The Essential Nature of Second Parent Adoption
What is Second Parent Adoption?
Second parent adoption (also sometimes known as co-parent adoption) is the administrative process through which one partner in a same-sex relationship can become the legally recognized parent of their partner’s biological or adopted child, along with their partner and without the other partner’s parental rights being terminated. Although morally parents should not have to adopt their own children, for whom they planned either biologically through their partner or through adoption, it is strongly advisable to go through this process in order to ensure the security of the child in case of the initial parent’s death, and for logistical purposes when parental responsibility is required in legal, medical and other situations. This is advisable even if the parents are married or in a civil union, as some States and countries do not recognize the legal relationship of the parents to be an indicator of their relationship to their child. Second parent adoption is usually the process taken by unmarried couples, as step-parent adoption is available for those adopting their spouse’s child.
Why choose Second Parent Adoption?
Second parent adoptions are widely viewed by LGBT legal rights experts as the best option for children, as it has been found that it increases emotional, psychological, legal and financial security. It is common to think that if you are married or in a civil partnership, you are legally safe when it comes to your rights as a parent. In some places, this is true. New York, for example, recognizes both same-sex partners as parents of a child without second parent adoption being a legal requirement. If, however, you ever want to visit relatives in a different State or go travelling to a different country, it is essential that you are legally recognized as the parent on an international level. Your legal parental status affects decisions such as your child’s healthcare, where they go to school and who would look after them in case of parental death. In 2014 a controversial decision was reached by a Judge in New York, who refused to grant a second parent adoption based on the fact that the couple’s rights were protected whilst they remained in New York.
Differences in State Law
Although every State must allow adults in same-sex relationships to petition for second parent adoption if the partners are married, the same does not apply for those in relationships that are not legally binding. Fourteen States currently allow the process for non-married same-sex partners:
California; Colorado; Connecticut; District of Columbia; Idaho; Illinois; Indiana; Maine; Massachusetts; New Jersey; New York; Oklahoma; Pennsylvania and Vermont.
These fourteen further States have allowed the process for couples at some point:
Alaska; Delaware; Florida; Georgia; Hawaii; Iowa; Louisiana; Maryland; Minnesota; Oregon; Rhode Island; Texas; Washington and West Virginia.
There are also States that prohibit or limit fostering and adoption by LGBT adults.

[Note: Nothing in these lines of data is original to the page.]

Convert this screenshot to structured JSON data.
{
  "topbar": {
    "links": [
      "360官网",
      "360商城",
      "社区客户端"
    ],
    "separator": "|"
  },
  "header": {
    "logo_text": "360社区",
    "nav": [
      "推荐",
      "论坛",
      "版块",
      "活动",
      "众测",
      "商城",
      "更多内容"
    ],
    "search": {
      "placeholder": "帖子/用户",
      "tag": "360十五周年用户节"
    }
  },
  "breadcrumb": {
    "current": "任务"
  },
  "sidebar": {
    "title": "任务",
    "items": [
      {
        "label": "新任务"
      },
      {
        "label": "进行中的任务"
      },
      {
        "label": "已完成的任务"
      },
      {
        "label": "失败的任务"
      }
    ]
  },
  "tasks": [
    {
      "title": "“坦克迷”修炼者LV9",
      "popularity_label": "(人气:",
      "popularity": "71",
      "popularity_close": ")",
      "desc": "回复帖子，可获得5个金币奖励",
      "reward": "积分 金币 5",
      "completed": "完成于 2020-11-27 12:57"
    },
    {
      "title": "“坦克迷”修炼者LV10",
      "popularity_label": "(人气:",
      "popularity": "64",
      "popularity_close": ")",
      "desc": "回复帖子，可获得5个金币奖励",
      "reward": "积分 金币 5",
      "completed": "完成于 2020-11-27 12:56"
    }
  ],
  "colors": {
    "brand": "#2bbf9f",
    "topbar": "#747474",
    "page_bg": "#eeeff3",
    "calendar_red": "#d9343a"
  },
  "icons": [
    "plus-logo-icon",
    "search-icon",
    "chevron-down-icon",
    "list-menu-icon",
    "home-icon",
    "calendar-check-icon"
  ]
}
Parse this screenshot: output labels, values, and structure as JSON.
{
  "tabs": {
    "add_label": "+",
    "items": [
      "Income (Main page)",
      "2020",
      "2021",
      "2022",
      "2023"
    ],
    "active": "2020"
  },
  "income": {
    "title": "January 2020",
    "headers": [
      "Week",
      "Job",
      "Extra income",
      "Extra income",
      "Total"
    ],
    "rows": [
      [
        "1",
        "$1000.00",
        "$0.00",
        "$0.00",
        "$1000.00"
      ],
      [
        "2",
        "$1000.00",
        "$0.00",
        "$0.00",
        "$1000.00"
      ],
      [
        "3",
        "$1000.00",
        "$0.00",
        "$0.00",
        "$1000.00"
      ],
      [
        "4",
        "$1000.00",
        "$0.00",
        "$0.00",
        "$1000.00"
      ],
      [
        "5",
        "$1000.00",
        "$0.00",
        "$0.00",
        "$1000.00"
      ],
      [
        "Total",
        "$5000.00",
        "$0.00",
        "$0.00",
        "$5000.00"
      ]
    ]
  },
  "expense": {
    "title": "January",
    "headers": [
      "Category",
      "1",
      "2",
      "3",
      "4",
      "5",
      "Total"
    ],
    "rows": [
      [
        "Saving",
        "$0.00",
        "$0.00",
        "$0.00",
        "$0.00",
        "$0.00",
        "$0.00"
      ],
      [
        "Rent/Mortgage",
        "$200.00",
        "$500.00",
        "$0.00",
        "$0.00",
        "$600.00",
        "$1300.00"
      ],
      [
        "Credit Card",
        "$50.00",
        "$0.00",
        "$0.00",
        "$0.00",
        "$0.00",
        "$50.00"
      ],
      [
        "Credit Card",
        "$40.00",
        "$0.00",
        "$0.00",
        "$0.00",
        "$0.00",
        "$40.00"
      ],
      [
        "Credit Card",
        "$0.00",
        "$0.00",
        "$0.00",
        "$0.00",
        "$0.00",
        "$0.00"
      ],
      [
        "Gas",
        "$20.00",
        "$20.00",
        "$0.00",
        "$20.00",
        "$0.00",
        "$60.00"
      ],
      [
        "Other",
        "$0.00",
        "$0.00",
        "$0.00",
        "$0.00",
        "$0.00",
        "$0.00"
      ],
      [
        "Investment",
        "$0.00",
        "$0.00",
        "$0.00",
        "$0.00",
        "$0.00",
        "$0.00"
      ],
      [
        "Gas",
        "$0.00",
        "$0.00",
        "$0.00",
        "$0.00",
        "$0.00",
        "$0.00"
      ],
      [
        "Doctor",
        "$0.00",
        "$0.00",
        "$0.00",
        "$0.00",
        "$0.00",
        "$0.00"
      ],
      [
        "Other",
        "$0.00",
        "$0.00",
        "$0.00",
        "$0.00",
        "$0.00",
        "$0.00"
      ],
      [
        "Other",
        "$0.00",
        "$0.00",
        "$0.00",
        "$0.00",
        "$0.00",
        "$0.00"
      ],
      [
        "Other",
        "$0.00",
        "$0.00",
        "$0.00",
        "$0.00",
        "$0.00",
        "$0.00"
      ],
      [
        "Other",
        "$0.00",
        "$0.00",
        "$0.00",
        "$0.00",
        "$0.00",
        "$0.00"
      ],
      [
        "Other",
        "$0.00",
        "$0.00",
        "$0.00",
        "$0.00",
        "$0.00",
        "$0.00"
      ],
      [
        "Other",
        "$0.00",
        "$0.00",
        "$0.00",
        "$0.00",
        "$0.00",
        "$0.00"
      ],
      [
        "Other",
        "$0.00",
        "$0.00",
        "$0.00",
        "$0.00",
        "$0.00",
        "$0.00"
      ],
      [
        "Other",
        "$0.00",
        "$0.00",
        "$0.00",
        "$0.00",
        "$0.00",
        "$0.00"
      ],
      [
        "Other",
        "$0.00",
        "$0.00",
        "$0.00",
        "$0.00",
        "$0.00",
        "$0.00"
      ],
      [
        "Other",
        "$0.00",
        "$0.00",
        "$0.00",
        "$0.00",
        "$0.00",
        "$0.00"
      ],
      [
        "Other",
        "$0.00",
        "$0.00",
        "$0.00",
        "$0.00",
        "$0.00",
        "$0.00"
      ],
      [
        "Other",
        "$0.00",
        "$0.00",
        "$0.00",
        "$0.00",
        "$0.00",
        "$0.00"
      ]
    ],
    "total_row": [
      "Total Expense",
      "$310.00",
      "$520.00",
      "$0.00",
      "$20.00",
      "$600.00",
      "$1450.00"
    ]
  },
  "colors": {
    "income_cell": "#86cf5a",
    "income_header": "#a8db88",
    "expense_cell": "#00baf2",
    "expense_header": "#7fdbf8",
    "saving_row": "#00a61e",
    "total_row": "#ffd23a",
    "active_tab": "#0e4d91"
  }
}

The current limitations include:
- The Alabama Court of Appeals ruled that (unmarried) same-sex couples cannot use the stepparent adoption procedures. However, married same-sex spouses must be allowed to do so.
- Arizona gives a preference to married couples over a single adult in adoption placement.
- The Kansas Court of Appeals recently ruled that Kansas does not permit second parent or co-parent adoption by unmarried couples.
- A Kentucky court has said that Kentucky does not permit unmarried couples to use the stepparent adoption procedures.
- Mississippi has a statute that prohibits adoptions by couples of the same gender, but under the Supreme Court ruling, Mississippi must allow same-sex spouses to adopt on equal terms with other married couples.
- Nebraska does not permit co-parent adoption by unmarried couples.
- North Carolina does not permit co-parent adoption by unmarried couples.
- Ohio does not permit co-parent adoption by unmarried couples.
- Utah does not permit anyone cohabiting in a non-marital sexual relationship to adopt. Utah also gives a preference to married couples over any single adult in adoptions or foster care placement.
- Wisconsin does not permit second parent or co-parent adoption by unmarried couples.
Getting Help with The Process
Deciding to adopt a child is one of the biggest decisions you will ever make. It is a decision made from a place of extraordinary love and compassion and one that will take you on an incredible journey; a pathway that is hopefully filled with joy and ends with the family you dream of. It can also be an overwhelming experience; dealing with myriad professionals such as lawyers, agencies and physicians can be stressful and it is best to start from a place of knowledge and confidence. Anthony M. Brown is head of the Nontraditional Family and Estates Division of the law firm of Albert W. Chianese & Associates and specializes in same-sex relationship estate planning and co-parent adoption. If you have questions about adoption you can get in touch with him here.
Step Parent Adoption
To read more about Step Parent Adoption, click here.